Those are dire facts above for those living with MS and for anyone who suspects they may have the disease. The good news is there is help. The Colorado-Wyoming Chapter helps over 100,000 people affected by MS move forward with their lives each year. The funds raised support the Society’s cutting-edge research and provide comprehensive programs and services for people living with MS.
Tuesday’s luncheon featured the presentation of the MS Spirit Award to Marc Spritzer, a tireless volunteer who became involved in the MS society when his wife was diagnosed with MS. Marc is a true advocate for people living with multiple sclerosis.
The keynote speaker, Ronda Giangreco, lives with MS. Her story began in 2008 as a healthy vibrant woman one day; the next day she awakened to numbness on her left side. The next day, more numbness. The diagnosis was multiple sclerosis. One thought kept going through her mind, “If I might not be walking for long…where should I walk now?”
Giangreco mapped her bleak future in the only way she knew how – spend it with friends over pasta, bread and wine. After 52 dinners in a row, 400 plates of food made from scratch, she was stunned to realize she had created an amazing army of friends. “Every week that I made another pot of spaghetti I was winning,” she said. Those dinner came to be known as The Gathering Table. Her recently published book, “The Gathering Table: Defying MS with a Year of Pasta, Wine & Friends,” gave Giangreco an abundance of material for an uplifting and energetic presentation. She spoke without a podium and enchanted the audience with her fantastically confident and engaging story. Everyone in the audience was awestruck and certainly influenced by her courageous journey. She ended her wonderful talk by addressing all who suffer from MS, “It’s the journey that counts.”
Chances are you know someone living with this disease.

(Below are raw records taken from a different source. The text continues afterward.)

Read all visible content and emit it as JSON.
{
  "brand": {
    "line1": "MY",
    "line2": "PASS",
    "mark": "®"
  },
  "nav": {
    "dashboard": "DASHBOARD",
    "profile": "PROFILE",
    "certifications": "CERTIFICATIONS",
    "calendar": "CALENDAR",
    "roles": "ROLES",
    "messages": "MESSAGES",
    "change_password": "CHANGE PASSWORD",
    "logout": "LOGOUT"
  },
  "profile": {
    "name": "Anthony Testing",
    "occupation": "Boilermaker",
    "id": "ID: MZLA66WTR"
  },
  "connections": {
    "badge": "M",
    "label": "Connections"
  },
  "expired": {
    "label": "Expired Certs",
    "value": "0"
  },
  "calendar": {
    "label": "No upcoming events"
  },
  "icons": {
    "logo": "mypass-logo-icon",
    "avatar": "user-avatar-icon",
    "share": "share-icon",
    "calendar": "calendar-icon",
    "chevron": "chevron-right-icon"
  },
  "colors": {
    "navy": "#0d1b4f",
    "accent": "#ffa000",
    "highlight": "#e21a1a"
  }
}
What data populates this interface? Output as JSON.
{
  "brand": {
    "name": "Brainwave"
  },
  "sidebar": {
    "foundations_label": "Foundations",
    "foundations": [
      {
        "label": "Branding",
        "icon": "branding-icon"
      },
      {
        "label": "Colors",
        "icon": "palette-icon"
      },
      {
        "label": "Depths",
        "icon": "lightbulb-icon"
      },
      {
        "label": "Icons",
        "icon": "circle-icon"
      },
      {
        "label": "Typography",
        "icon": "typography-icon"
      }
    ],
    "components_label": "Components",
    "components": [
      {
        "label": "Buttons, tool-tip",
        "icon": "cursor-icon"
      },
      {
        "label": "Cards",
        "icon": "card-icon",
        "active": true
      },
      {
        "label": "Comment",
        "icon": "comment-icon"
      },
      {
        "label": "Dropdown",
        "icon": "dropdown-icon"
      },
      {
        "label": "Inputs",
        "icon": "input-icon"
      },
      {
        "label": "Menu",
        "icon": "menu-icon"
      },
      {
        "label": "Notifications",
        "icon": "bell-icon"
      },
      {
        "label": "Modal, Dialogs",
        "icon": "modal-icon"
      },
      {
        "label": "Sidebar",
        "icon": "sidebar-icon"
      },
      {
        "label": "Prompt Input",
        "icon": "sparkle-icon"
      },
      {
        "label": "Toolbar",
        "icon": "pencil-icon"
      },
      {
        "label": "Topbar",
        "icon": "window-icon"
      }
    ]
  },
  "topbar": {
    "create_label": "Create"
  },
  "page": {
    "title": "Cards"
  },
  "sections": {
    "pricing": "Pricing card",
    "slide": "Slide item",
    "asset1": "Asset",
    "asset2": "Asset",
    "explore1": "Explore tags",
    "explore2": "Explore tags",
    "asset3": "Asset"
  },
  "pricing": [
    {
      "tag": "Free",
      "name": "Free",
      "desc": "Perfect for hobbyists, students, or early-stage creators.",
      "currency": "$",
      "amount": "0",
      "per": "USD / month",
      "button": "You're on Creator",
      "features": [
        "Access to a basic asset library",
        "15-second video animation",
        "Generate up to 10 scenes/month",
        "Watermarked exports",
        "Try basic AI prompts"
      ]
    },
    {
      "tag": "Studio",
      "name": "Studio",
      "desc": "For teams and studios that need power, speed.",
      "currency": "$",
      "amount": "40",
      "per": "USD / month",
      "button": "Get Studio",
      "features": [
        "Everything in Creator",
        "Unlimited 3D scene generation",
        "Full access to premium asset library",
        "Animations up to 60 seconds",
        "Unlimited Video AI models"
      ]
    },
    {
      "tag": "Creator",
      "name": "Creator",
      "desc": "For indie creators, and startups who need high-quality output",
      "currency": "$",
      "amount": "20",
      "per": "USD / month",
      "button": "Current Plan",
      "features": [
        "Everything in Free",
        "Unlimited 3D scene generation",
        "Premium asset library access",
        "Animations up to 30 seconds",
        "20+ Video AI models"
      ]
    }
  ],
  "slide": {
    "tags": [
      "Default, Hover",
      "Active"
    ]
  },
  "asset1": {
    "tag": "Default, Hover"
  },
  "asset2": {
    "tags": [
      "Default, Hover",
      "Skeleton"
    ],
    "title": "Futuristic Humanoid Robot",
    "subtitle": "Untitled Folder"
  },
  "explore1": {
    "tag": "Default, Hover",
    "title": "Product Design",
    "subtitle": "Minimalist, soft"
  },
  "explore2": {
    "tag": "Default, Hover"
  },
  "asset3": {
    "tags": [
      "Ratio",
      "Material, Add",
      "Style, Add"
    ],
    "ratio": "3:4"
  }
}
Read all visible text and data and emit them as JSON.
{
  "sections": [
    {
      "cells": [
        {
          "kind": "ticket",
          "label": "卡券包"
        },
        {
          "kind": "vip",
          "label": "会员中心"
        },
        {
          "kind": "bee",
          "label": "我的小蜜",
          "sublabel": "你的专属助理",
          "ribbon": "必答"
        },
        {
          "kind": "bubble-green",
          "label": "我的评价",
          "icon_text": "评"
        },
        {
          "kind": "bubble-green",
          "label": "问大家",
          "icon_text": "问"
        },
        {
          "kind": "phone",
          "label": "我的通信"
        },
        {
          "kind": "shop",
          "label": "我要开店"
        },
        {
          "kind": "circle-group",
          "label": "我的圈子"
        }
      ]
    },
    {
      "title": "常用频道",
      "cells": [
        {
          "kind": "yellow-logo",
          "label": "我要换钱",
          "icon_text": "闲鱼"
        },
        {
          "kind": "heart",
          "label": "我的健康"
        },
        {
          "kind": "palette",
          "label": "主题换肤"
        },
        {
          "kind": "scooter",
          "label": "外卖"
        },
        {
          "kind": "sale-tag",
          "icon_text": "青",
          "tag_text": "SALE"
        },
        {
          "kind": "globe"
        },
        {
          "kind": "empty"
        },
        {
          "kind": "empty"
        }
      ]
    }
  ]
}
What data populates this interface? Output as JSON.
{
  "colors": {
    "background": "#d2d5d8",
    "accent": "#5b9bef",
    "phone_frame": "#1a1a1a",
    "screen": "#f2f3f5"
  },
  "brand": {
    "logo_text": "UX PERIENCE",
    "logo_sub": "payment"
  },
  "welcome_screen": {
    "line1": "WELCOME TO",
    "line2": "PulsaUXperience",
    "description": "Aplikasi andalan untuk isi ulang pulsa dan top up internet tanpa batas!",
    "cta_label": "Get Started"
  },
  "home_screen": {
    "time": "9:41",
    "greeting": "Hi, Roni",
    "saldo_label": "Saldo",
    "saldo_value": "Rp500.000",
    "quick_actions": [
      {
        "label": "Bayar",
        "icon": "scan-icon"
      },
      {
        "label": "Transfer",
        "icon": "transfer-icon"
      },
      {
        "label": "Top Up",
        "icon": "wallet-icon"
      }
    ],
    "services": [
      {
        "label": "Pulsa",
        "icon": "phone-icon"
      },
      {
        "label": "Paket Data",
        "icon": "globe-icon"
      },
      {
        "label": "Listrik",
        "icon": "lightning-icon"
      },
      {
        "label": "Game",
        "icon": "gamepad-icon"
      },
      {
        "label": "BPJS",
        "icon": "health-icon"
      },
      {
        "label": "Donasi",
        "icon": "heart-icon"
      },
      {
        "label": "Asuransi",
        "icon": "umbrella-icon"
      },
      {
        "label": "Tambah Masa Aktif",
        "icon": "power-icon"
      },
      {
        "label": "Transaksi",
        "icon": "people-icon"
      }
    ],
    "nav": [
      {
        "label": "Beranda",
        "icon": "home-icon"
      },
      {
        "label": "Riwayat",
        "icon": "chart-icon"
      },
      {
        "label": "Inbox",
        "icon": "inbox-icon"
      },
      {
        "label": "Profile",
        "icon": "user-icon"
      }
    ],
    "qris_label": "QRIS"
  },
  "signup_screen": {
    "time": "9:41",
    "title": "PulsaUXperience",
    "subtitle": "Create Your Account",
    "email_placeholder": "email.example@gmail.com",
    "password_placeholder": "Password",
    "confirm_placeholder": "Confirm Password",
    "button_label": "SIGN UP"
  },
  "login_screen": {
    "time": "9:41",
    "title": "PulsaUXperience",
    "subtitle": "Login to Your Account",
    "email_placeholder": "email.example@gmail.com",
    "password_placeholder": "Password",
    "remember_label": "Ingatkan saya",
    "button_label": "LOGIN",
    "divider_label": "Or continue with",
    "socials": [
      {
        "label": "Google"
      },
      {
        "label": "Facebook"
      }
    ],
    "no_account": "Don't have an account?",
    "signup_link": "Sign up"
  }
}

The National Multiple Sclerosis Society is there to help them. MS stops people from moving. The MS society exists to make sure it doesn’t.
To learn more about the MS Society or to make a contribution please go to the website: cureMSco-wy.org or 800-FIGHT MS (800-344-4867)
We mobilize people and resources to drive research for a cure and to address the challenges of everyone affected by MS.
900 South Broadway, Suite 250 Denver CO 80209-Phone: 303-698-5430